▶ [Exercise goal]:
Which lines below include "title"? Copy them all.

▶ [Supplied data]:
⟨
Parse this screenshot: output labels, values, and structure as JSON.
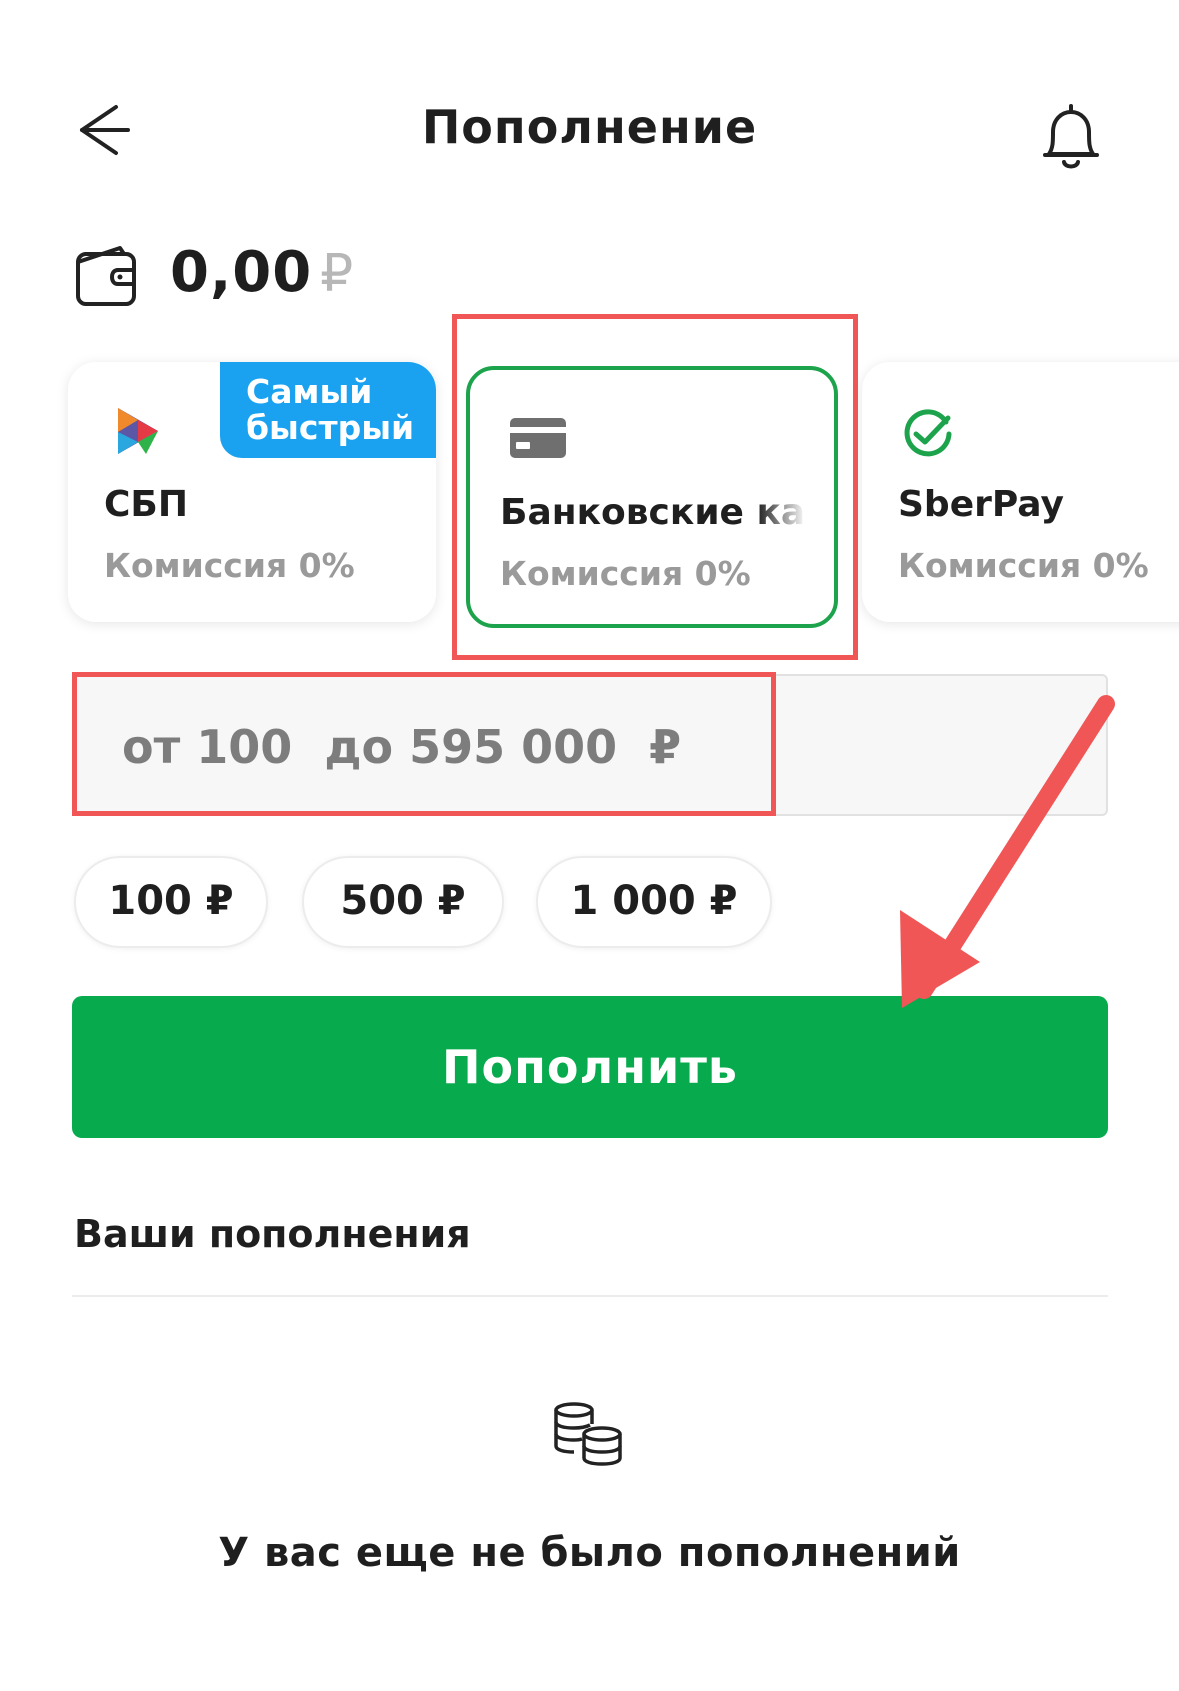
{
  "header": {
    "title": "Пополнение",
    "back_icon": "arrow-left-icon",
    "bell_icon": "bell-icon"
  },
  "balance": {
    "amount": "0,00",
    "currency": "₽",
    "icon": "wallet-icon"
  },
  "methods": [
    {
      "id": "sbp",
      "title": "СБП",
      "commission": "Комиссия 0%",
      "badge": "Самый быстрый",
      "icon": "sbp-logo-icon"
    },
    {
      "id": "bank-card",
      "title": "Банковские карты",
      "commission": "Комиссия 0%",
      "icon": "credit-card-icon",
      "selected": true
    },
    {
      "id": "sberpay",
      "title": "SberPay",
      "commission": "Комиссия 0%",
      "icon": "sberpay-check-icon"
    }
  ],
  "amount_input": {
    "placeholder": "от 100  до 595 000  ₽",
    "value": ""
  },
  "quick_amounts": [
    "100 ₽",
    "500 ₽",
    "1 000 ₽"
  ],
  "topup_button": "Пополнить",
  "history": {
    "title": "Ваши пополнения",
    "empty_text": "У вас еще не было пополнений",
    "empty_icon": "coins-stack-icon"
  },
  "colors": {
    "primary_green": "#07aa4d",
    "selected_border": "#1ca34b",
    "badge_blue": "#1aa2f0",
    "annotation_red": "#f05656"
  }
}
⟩
▶ [Answer space]:
    "title": "Пополнение",
      "title": "СБП",
      "title": "Банковские карты",
      "title": "SberPay",
    "title": "Ваши пополнения",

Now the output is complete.